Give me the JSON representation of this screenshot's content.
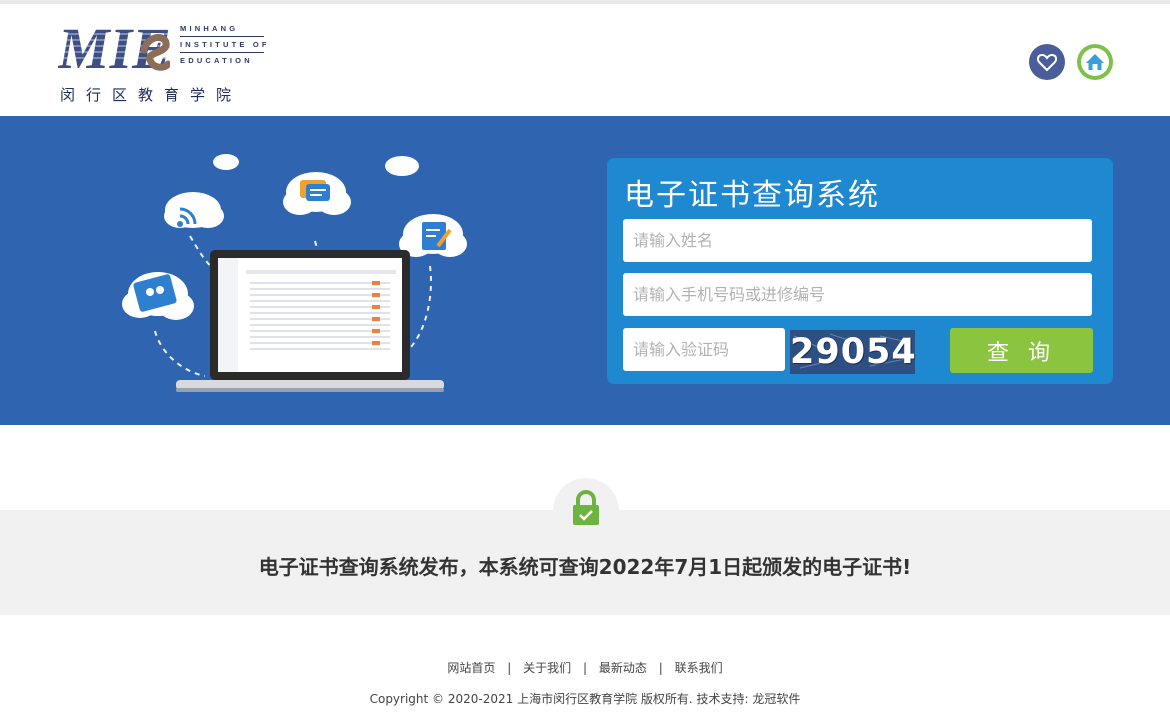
{
  "header": {
    "logo_letters": "MIE",
    "logo_en_line1": "MINHANG",
    "logo_en_line2": "INSTITUTE OF",
    "logo_en_line3": "EDUCATION",
    "logo_cn": "闵行区教育学院",
    "icons": [
      "heart-icon",
      "home-icon"
    ],
    "colors": {
      "favorite": "#4a5f9a",
      "home": "#7cc24a"
    }
  },
  "hero": {
    "background": "#2f65b0",
    "card_color": "#1e88d0",
    "title": "电子证书查询系统",
    "name_placeholder": "请输入姓名",
    "phone_placeholder": "请输入手机号码或进修编号",
    "code_placeholder": "请输入验证码",
    "captcha": "29054",
    "query_label": "查 询",
    "query_color": "#8bc53f",
    "illustration_icons": [
      "wifi-icon",
      "chat-icon",
      "edit-icon",
      "video-icon",
      "laptop-icon",
      "cloud-icon"
    ]
  },
  "notice": {
    "icon": "lock-icon",
    "text": "电子证书查询系统发布，本系统可查询2022年7月1日起颁发的电子证书!"
  },
  "footer": {
    "nav": [
      "网站首页",
      "关于我们",
      "最新动态",
      "联系我们"
    ],
    "separator": "|",
    "copyright": "Copyright © 2020-2021 上海市闵行区教育学院 版权所有. 技术支持: 龙冠软件"
  }
}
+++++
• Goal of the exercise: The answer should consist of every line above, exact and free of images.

• Answer space:
Give me the JSON representation of this screenshot's content.
{
  "header": {
    "logo_letters": "MIE",
    "logo_en_line1": "MINHANG",
    "logo_en_line2": "INSTITUTE OF",
    "logo_en_line3": "EDUCATION",
    "logo_cn": "闵行区教育学院",
    "icons": [
      "heart-icon",
      "home-icon"
    ],
    "colors": {
      "favorite": "#4a5f9a",
      "home": "#7cc24a"
    }
  },
  "hero": {
    "background": "#2f65b0",
    "card_color": "#1e88d0",
    "title": "电子证书查询系统",
    "name_placeholder": "请输入姓名",
    "phone_placeholder": "请输入手机号码或进修编号",
    "code_placeholder": "请输入验证码",
    "captcha": "29054",
    "query_label": "查 询",
    "query_color": "#8bc53f",
    "illustration_icons": [
      "wifi-icon",
      "chat-icon",
      "edit-icon",
      "video-icon",
      "laptop-icon",
      "cloud-icon"
    ]
  },
  "notice": {
    "icon": "lock-icon",
    "text": "电子证书查询系统发布，本系统可查询2022年7月1日起颁发的电子证书!"
  },
  "footer": {
    "nav": [
      "网站首页",
      "关于我们",
      "最新动态",
      "联系我们"
    ],
    "separator": "|",
    "copyright": "Copyright © 2020-2021 上海市闵行区教育学院 版权所有. 技术支持: 龙冠软件"
  }
}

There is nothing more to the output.